As one whose science teaching and research career spanned 40 years in a technical institute, public university, liberal-arts college, engineering school and government laboratories, I stand strongly opposed to Gov. Matt Bevin and others who wish to reduce funding of higher education to favor science and technology programs at the severe expense of the “softer” academic fields.
The spending priorities in our universities do warrant examination. They can save by resisting the temptation to lure students with luxury food courts and living facilities and mind-boggling physical-fitness palaces. Budgets for administration and public relations could be vastly reduced. (As for the monies in varsity athletics, I defer to those who an unravel all that goes on there.)
The charge that universities are failing in STEM education is largely hokum. If corporations can’t find enough technically competent employees (tell that to those who still can’t find a job) it is not because our students are dumb or that schools are failing. It is because our culture doesn’t value serious education and too many young people haven’t the stomach for challenge required when they see, or at least imagine, easier paths to the good life.
(One cartoon shows an economics professor writing the word “production” on the blackboard; two students in the back whisper, “I don’t want to produce anything, I just want to make money!”)
And, if our corporations can’t find trained workers, why don’t they do the training themselves? They are so eager to privatize everything, why do they stick the public with all the expense and challenge of education?
The challenge our nation faces is not a lack of technological innovation. The challenge is our unwillingness and inability to anticipate, evaluate and manage our technologies. A former head of the Schools of Technology at Purdue University said every new technology brings a mix of benefit and threat. If you think that our Internet culture with its social media explosion hasn’t brought problems of security, coarsening behavior, uncertainty of what is true, and even what it is to be human, then you are truly living in cyberspace .
We make a movie about Steve Jobs and forget Mary Shelley and Robert Oppenheimer; Cassandra’s cries fall on deaf ears and political candidates don’t know or care a fig about what it means. We stand intellectually, legally and morally naked at the threshold of artificial intelligence. In short, we don’t so much need ever more technology and button pushers; we need wise leaders and thoughtful citizens to guide us through all this.

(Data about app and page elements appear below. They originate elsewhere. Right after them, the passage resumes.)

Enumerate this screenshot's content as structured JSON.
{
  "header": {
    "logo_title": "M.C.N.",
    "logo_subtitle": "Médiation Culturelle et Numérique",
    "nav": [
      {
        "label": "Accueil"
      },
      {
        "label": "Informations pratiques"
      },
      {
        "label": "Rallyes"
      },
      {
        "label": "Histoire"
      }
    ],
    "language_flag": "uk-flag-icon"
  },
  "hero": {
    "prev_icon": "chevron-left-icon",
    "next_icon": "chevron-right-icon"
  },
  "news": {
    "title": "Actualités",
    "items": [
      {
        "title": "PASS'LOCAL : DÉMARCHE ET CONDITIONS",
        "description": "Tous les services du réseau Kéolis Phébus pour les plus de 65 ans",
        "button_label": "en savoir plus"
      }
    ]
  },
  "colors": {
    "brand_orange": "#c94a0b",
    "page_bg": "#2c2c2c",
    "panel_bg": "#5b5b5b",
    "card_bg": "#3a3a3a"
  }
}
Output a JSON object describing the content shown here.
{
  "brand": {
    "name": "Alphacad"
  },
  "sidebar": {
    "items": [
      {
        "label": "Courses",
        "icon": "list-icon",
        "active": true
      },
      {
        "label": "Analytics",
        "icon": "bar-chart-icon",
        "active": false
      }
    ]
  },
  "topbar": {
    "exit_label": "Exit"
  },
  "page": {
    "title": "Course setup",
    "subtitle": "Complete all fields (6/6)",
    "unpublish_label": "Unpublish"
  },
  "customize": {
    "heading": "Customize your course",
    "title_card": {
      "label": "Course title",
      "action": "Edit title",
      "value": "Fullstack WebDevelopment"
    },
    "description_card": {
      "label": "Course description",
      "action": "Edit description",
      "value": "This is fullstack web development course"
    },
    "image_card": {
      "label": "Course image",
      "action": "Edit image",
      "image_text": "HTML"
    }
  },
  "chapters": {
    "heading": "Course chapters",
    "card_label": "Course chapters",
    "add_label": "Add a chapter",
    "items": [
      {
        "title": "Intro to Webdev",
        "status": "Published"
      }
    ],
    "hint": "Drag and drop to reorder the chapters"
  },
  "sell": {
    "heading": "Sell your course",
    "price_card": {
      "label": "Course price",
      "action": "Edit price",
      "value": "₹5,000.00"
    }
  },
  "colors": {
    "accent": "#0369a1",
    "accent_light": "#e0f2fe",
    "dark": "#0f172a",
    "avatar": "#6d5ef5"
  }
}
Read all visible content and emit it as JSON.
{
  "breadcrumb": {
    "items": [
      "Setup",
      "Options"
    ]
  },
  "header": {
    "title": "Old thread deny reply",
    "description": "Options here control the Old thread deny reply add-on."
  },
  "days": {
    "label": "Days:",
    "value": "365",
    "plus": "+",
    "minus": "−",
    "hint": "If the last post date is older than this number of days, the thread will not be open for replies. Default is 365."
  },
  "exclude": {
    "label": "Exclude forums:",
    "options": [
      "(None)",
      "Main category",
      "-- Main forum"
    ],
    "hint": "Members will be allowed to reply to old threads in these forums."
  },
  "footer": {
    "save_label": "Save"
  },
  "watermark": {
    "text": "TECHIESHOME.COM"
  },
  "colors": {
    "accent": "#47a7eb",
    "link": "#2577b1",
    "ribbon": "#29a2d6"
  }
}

Students’ difficulty with physics and mathematics was often due to poor ability to read critically, inadequate practice in reasoning, and limited imagination and willingness to ask, “what if ... ?” Only through liberal-arts education can we get the leaders we need and the citizens we need to be: people who can interact effectively across disciplines, international boundaries and cultures, and political ideologies; people whose lives are enriched with meaningful, even spiritual understanding.
In a survey of former pre-engineering students I got the following response, “You don’t have to know Shakespeare to build a bridge, but you’ll build a better bridge if you do.”
Ernest Henninger, a retired educator, lives in Harrodsburg.